#### Data to process:
□ □ □ □ □ □ □

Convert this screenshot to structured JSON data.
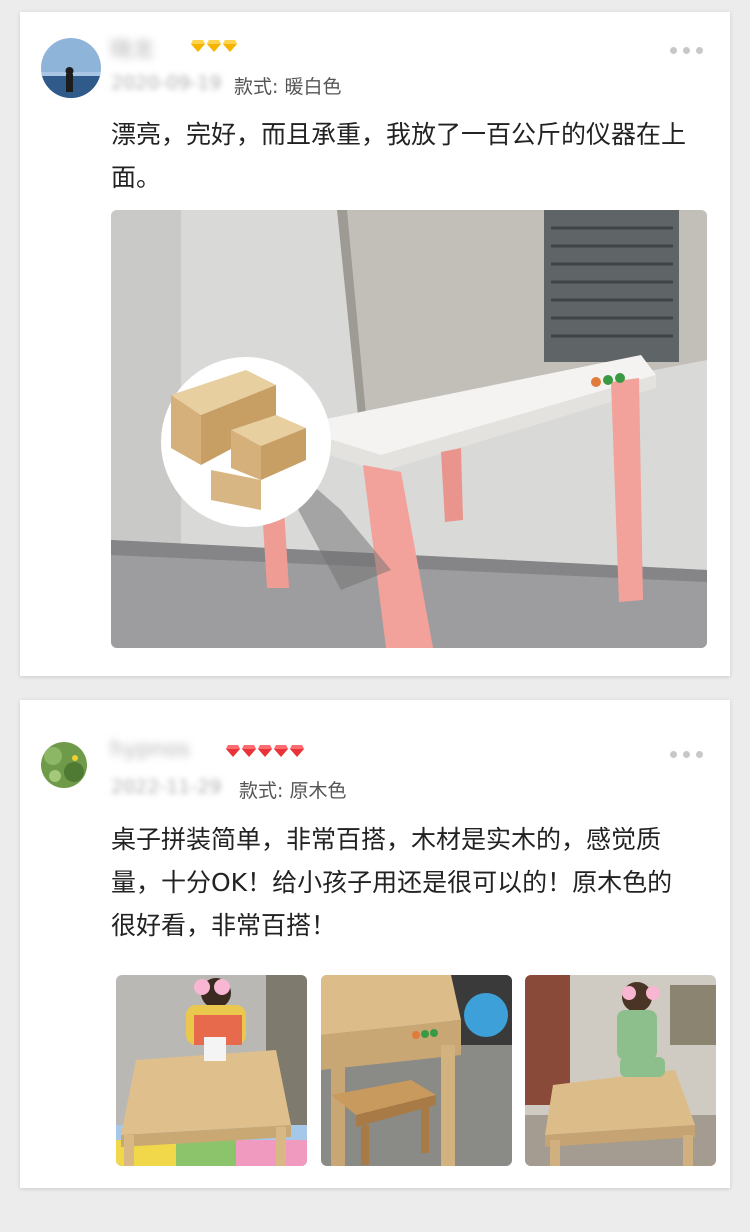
{
  "reviews": [
    {
      "username": "晓龙",
      "date": "2020-09-19",
      "variant": "款式: 暖白色",
      "text": "漂亮，完好，而且承重，我放了一百公斤的仪器在上面。",
      "photo_count": 1
    },
    {
      "username": "hypnos",
      "date": "2022-11-29",
      "variant": "款式: 原木色",
      "text": "桌子拼装简单，非常百搭，木材是实木的，感觉质量，十分OK！给小孩子用还是很可以的！原木色的很好看，非常百搭！",
      "photo_count": 3
    }
  ],
  "colors": {
    "gem_gold": "#f5b400",
    "gem_red": "#e8333b",
    "table_leg": "#f2a29a",
    "wood": "#dfc08d"
  }
}
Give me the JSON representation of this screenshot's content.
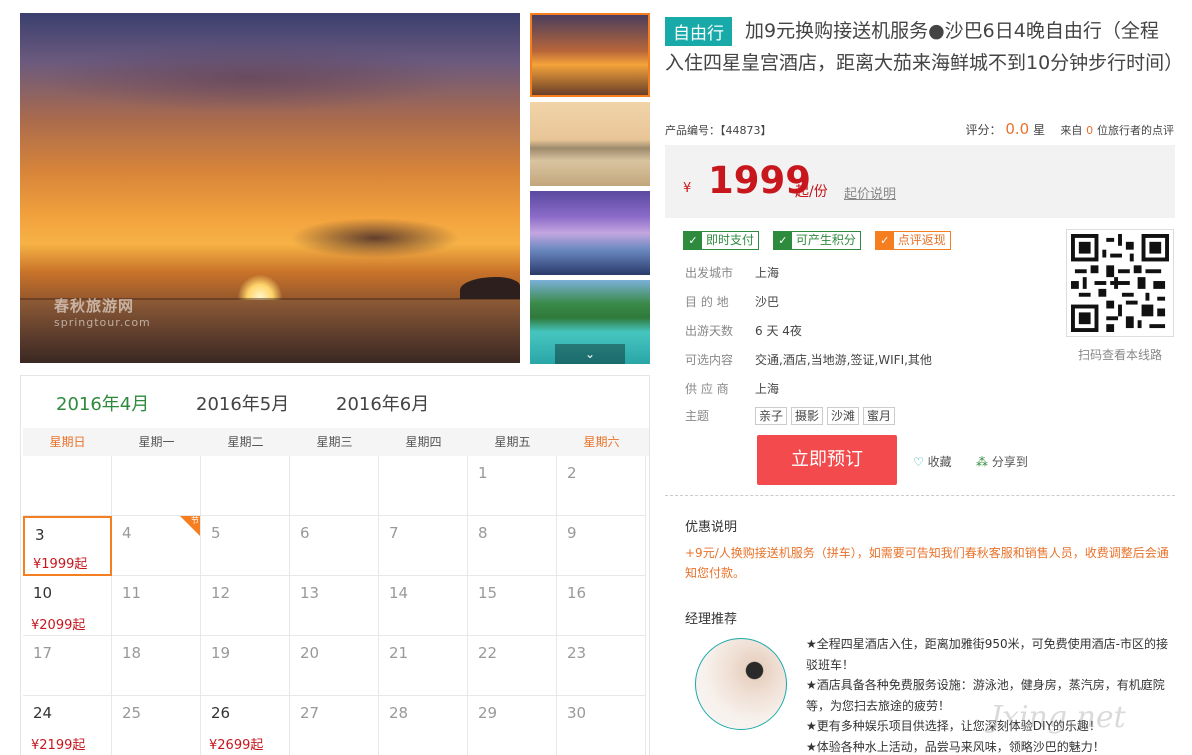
{
  "gallery": {
    "watermark_cn": "春秋旅游网",
    "watermark_en": "springtour.com",
    "thumb_arrow": "⌄"
  },
  "calendar": {
    "months": [
      "2016年4月",
      "2016年5月",
      "2016年6月"
    ],
    "active_month": 0,
    "weekdays": [
      "星期日",
      "星期一",
      "星期二",
      "星期三",
      "星期四",
      "星期五",
      "星期六"
    ],
    "flag_label": "节",
    "weeks": [
      [
        {
          "d": ""
        },
        {
          "d": ""
        },
        {
          "d": ""
        },
        {
          "d": ""
        },
        {
          "d": ""
        },
        {
          "d": "1"
        },
        {
          "d": "2"
        }
      ],
      [
        {
          "d": "3",
          "price": "¥1999起",
          "selected": true
        },
        {
          "d": "4",
          "flag": true
        },
        {
          "d": "5"
        },
        {
          "d": "6"
        },
        {
          "d": "7"
        },
        {
          "d": "8"
        },
        {
          "d": "9"
        }
      ],
      [
        {
          "d": "10",
          "price": "¥2099起"
        },
        {
          "d": "11"
        },
        {
          "d": "12"
        },
        {
          "d": "13"
        },
        {
          "d": "14"
        },
        {
          "d": "15"
        },
        {
          "d": "16"
        }
      ],
      [
        {
          "d": "17"
        },
        {
          "d": "18"
        },
        {
          "d": "19"
        },
        {
          "d": "20"
        },
        {
          "d": "21"
        },
        {
          "d": "22"
        },
        {
          "d": "23"
        }
      ],
      [
        {
          "d": "24",
          "price": "¥2199起"
        },
        {
          "d": "25"
        },
        {
          "d": "26",
          "price": "¥2699起"
        },
        {
          "d": "27"
        },
        {
          "d": "28"
        },
        {
          "d": "29"
        },
        {
          "d": "30"
        }
      ]
    ]
  },
  "product": {
    "badge": "自由行",
    "title": "加9元换购接送机服务●沙巴6日4晚自由行（全程入住四星皇宫酒店，距离大茄来海鲜城不到10分钟步行时间）",
    "code": "产品编号：【44873】",
    "rating_label": "评分：",
    "rating_value": "0.0",
    "rating_unit": "星",
    "reviews_prefix": "来自",
    "reviews_count": "0",
    "reviews_suffix": "位旅行者的点评"
  },
  "price": {
    "currency": "¥",
    "amount": "1999",
    "unit": "起/份",
    "explain": "起价说明"
  },
  "tags": [
    {
      "label": "即时支付",
      "color": "green"
    },
    {
      "label": "可产生积分",
      "color": "green"
    },
    {
      "label": "点评返现",
      "color": "orange"
    }
  ],
  "info": {
    "depart_label": "出发城市",
    "depart_value": "上海",
    "dest_label": "目 的 地",
    "dest_value": "沙巴",
    "days_label": "出游天数",
    "days_value": "6 天 4夜",
    "options_label": "可选内容",
    "options_value": "交通,酒店,当地游,签证,WIFI,其他",
    "supplier_label": "供 应 商",
    "supplier_value": "上海",
    "theme_label": "主题",
    "themes": [
      "亲子",
      "摄影",
      "沙滩",
      "蜜月"
    ]
  },
  "qr_caption": "扫码查看本线路",
  "actions": {
    "book": "立即预订",
    "favorite": "收藏",
    "share": "分享到"
  },
  "promo": {
    "title": "优惠说明",
    "text": "+9元/人换购接送机服务（拼车），如需要可告知我们春秋客服和销售人员，收费调整后会通知您付款。"
  },
  "manager": {
    "title": "经理推荐",
    "lines": [
      "★全程四星酒店入住，距离加雅街950米，可免费使用酒店-市区的接驳班车！",
      "★酒店具备各种免费服务设施：游泳池，健身房，蒸汽房，有机庭院等，为您扫去旅途的疲劳！",
      "★更有多种娱乐项目供选择，让您深刻体验DIY的乐趣！",
      "★体验各种水上活动，品尝马来风味，领略沙巴的魅力！"
    ]
  },
  "watermark": "Jxing.net"
}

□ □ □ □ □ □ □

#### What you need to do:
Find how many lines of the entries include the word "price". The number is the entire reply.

#### Result of the task:
5